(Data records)
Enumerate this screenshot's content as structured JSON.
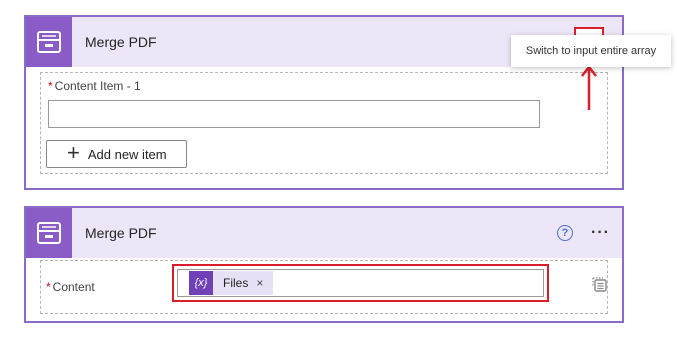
{
  "tooltip": "Switch to input entire array",
  "card1": {
    "title": "Merge PDF",
    "field_label": "Content Item - 1",
    "input_value": "",
    "add_button": "Add new item"
  },
  "card2": {
    "title": "Merge PDF",
    "help_glyph": "?",
    "more_glyph": "···",
    "field_label": "Content",
    "token_icon_text": "{x}",
    "token_label": "Files",
    "token_close": "×"
  },
  "required_mark": "*",
  "colors": {
    "card_border": "#8a6cc8",
    "header_bg": "#ece6f8",
    "icon_bg": "#8a5cc8",
    "highlight_red": "#d81e2a",
    "token_bg": "#e8e0f5",
    "token_icon_bg": "#7040b8"
  },
  "icons": [
    "connector-icon",
    "switch-array-icon",
    "help-icon",
    "more-icon",
    "variable-icon",
    "close-icon",
    "plus-icon",
    "arrow-up-icon"
  ]
}
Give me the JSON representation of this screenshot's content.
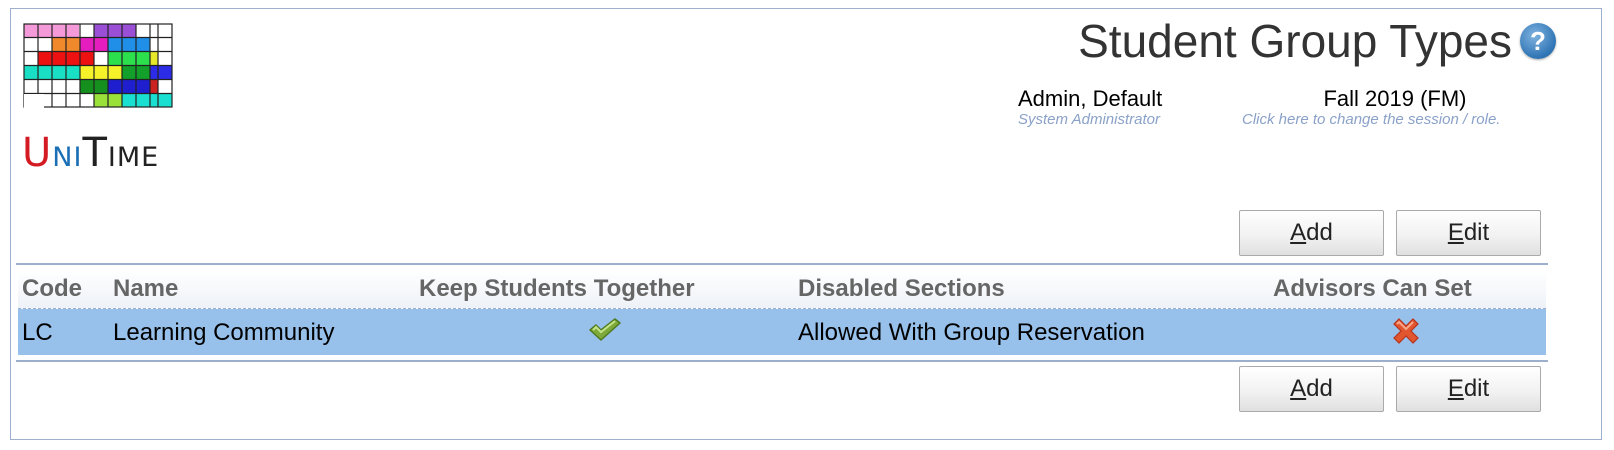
{
  "logo": {
    "word_parts": [
      "U",
      "NI",
      "T",
      "IME"
    ],
    "colors": [
      "#e8262a",
      "#1a6fb5",
      "#1aa24a",
      "#222222"
    ]
  },
  "header": {
    "title": "Student Group Types",
    "help_icon": "question-mark-icon"
  },
  "user": {
    "name": "Admin, Default",
    "role": "System Administrator"
  },
  "session": {
    "name": "Fall 2019 (FM)",
    "hint": "Click here to change the session / role."
  },
  "buttons": {
    "add": {
      "accel": "A",
      "rest": "dd"
    },
    "edit": {
      "accel": "E",
      "rest": "dit"
    }
  },
  "table": {
    "columns": [
      "Code",
      "Name",
      "Keep Students Together",
      "Disabled Sections",
      "Advisors Can Set"
    ],
    "rows": [
      {
        "code": "LC",
        "name": "Learning Community",
        "keep_together": "check-icon",
        "disabled_sections": "Allowed With Group Reservation",
        "advisors_can_set": "cross-icon"
      }
    ]
  },
  "colors": {
    "selected_row": "#97c0ea",
    "border": "#9cb0ce",
    "header_text": "#666666"
  }
}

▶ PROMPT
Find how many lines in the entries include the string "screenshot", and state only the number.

▶ THE COMPLETED TASK
2